A native of Martinsville, Virginia, Via’s final duty in the Army was as the 18th commander of the U.S. Army Materiel Command, which he took over in August 2012.

“Dennis defied the odds and ascended to the absolute highest ranks of the United States military,” said Gen. Mark A. Milley, Army chief of staff.

The son of a house-painter, Via was the first member of his family to obtain a college degree. He is the first African-American from Virginia to be promoted to four-star general, as well as the first graduate of Virginia State University’s ROTC program to become a four-star general. And he is the first Army Signal Corps officer to be promoted to four-star general in the Army’s 241 year history.

Via worked at a local textile mill while attending high school to help his family with their expenses.

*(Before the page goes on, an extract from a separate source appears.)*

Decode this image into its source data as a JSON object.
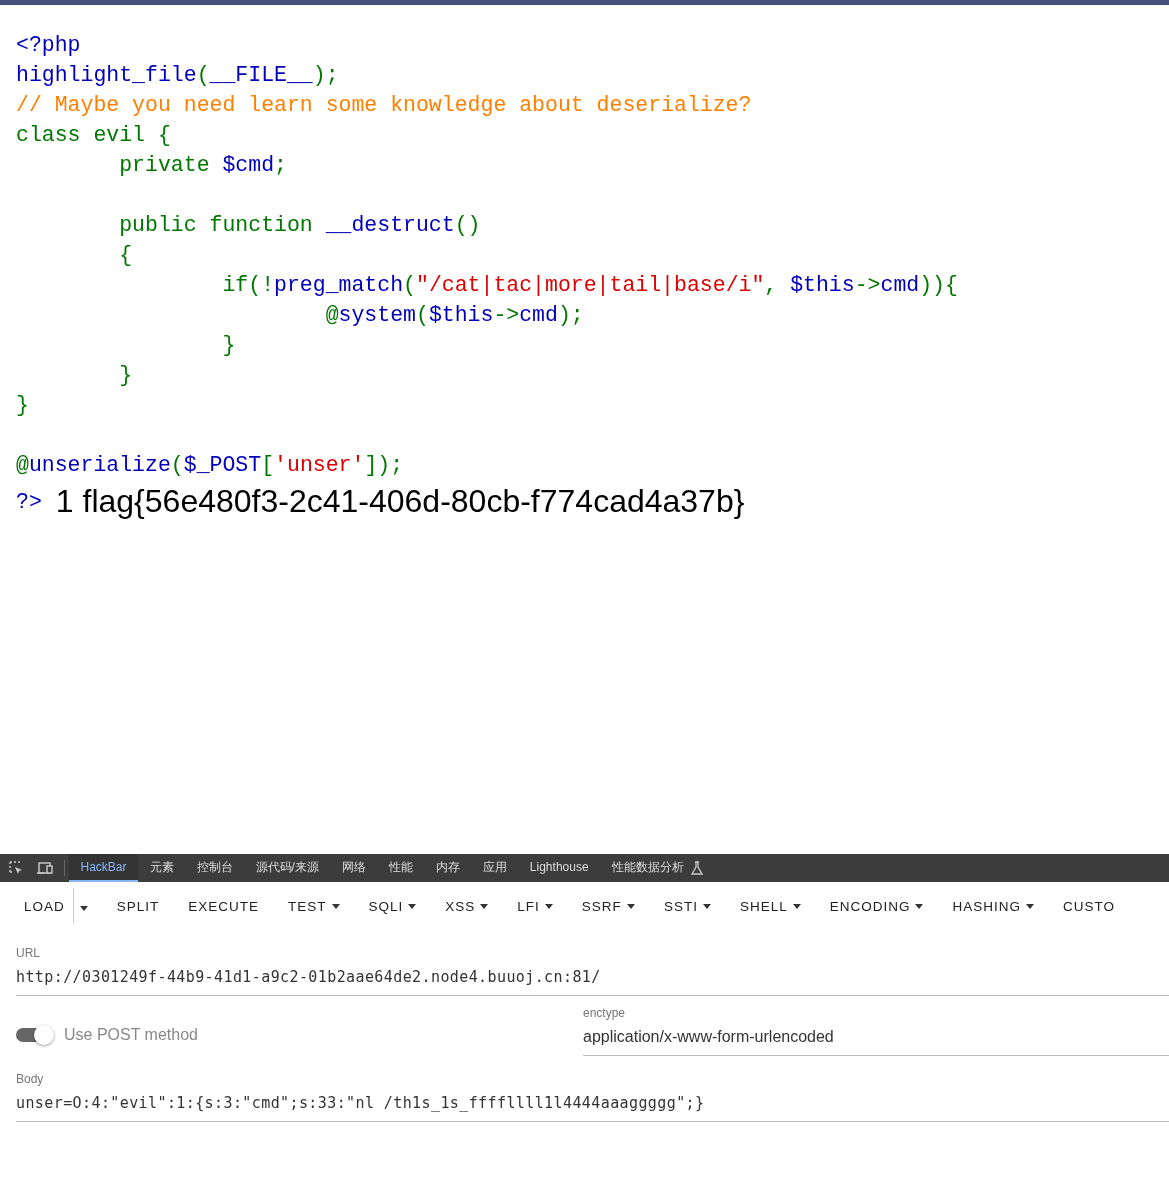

Milley said Via did not originally expect to go to college, but a high school teacher encouraged him to apply to Virginia State University, a historically black college in Petersberg, Virginia.

There, he met his future wife, Linda, and graduated as a distinguished military graduate in 1980.

Since graduating, Via has commanded nine times throughout his 36-year career and made great strides in the field of cybersecurity.

He was responsible for founding the United States Strategic Command’s Joint Task Force Global, America’s cybersecurity defense organization.

Commander of Army Materiel Command, Via oversaw an organization with a presence in all 50 states and 144 countries, and a budget of more than $50 billion.

“It is an unbelievably complex and exceptionally competent organization … and Dennis lead it all,” Milley said.

Milley said the Army was losing a Soldier of skill, compassion and character.

“You can leave our ranks today with the confidence that you leave behind a generation of leaders who’ve grown up under your outstanding mentorship,” he said.

During his remarks, Via thanked his family and the many mentors who helped him achieve his many successes.

He thanked his sons, Brian and Bradley, and his wife in particular.

“Linda has brought me a very, very long way. I may not have been the brightest cadet at Virginia State, but I was bright enough to ask Linda to marry me,” he said. “Linda, you have been an anchor for our family. Thanks for turning those 23 houses that we’ve lived in over the years into homes … and for your constant display of selflessness. There would be no Gen. Via without you.”

Via also thanked his father, who passed away when Via was 19 years old but who Via said still had “the best seat in the house” for the ceremony.

“Although he only had a 5th grade education, he had a PhD in common sense. He taught me the value of hard work,” Via said.

Via saved a special surprise for his wife, as well. Her father, Frank Brown, served in the Army during World War II as a technician on the Red Ball Express missions, supplying allied troops after D-Day.

“Linda, you often mentioned to me that your dad never received his medals for service in the Army. Today, I’m proud to present your father’s medals to you,” Via said.

Via said he was immensely humbled and that he will remember his time in the Army for the rest of his life.

“While I may no longer be in your formation, I will always be on the Army team,” he said.

Pentagram Staff Writer Guv Callahan can be reached at